● Problem to solve: The response should consist of the listing, repeated word for word.

● Source data:
* * *
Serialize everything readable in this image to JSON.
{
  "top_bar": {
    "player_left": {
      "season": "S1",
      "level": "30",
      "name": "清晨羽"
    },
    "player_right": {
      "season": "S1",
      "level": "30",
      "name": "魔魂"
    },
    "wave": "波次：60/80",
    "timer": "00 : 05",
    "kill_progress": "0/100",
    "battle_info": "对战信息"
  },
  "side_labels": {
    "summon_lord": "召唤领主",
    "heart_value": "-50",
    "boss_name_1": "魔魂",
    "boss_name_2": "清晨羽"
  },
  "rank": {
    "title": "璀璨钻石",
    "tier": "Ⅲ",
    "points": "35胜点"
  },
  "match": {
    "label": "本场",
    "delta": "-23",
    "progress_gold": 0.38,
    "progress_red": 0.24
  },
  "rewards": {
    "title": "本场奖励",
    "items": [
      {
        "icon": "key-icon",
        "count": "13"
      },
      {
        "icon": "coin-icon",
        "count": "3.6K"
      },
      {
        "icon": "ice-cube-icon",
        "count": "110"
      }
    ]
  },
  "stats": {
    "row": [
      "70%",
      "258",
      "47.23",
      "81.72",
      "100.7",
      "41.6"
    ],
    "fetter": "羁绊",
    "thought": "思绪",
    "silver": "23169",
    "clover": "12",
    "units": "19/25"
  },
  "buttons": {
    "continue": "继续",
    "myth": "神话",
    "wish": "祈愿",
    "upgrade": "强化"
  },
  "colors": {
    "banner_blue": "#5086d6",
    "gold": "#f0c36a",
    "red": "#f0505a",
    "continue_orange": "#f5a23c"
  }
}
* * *
● Answer box:
Serialize everything readable in this image to JSON.
{
  "top_bar": {
    "player_left": {
      "season": "S1",
      "level": "30",
      "name": "清晨羽"
    },
    "player_right": {
      "season": "S1",
      "level": "30",
      "name": "魔魂"
    },
    "wave": "波次：60/80",
    "timer": "00 : 05",
    "kill_progress": "0/100",
    "battle_info": "对战信息"
  },
  "side_labels": {
    "summon_lord": "召唤领主",
    "heart_value": "-50",
    "boss_name_1": "魔魂",
    "boss_name_2": "清晨羽"
  },
  "rank": {
    "title": "璀璨钻石",
    "tier": "Ⅲ",
    "points": "35胜点"
  },
  "match": {
    "label": "本场",
    "delta": "-23",
    "progress_gold": 0.38,
    "progress_red": 0.24
  },
  "rewards": {
    "title": "本场奖励",
    "items": [
      {
        "icon": "key-icon",
        "count": "13"
      },
      {
        "icon": "coin-icon",
        "count": "3.6K"
      },
      {
        "icon": "ice-cube-icon",
        "count": "110"
      }
    ]
  },
  "stats": {
    "row": [
      "70%",
      "258",
      "47.23",
      "81.72",
      "100.7",
      "41.6"
    ],
    "fetter": "羁绊",
    "thought": "思绪",
    "silver": "23169",
    "clover": "12",
    "units": "19/25"
  },
  "buttons": {
    "continue": "继续",
    "myth": "神话",
    "wish": "祈愿",
    "upgrade": "强化"
  },
  "colors": {
    "banner_blue": "#5086d6",
    "gold": "#f0c36a",
    "red": "#f0505a",
    "continue_orange": "#f5a23c"
  }
}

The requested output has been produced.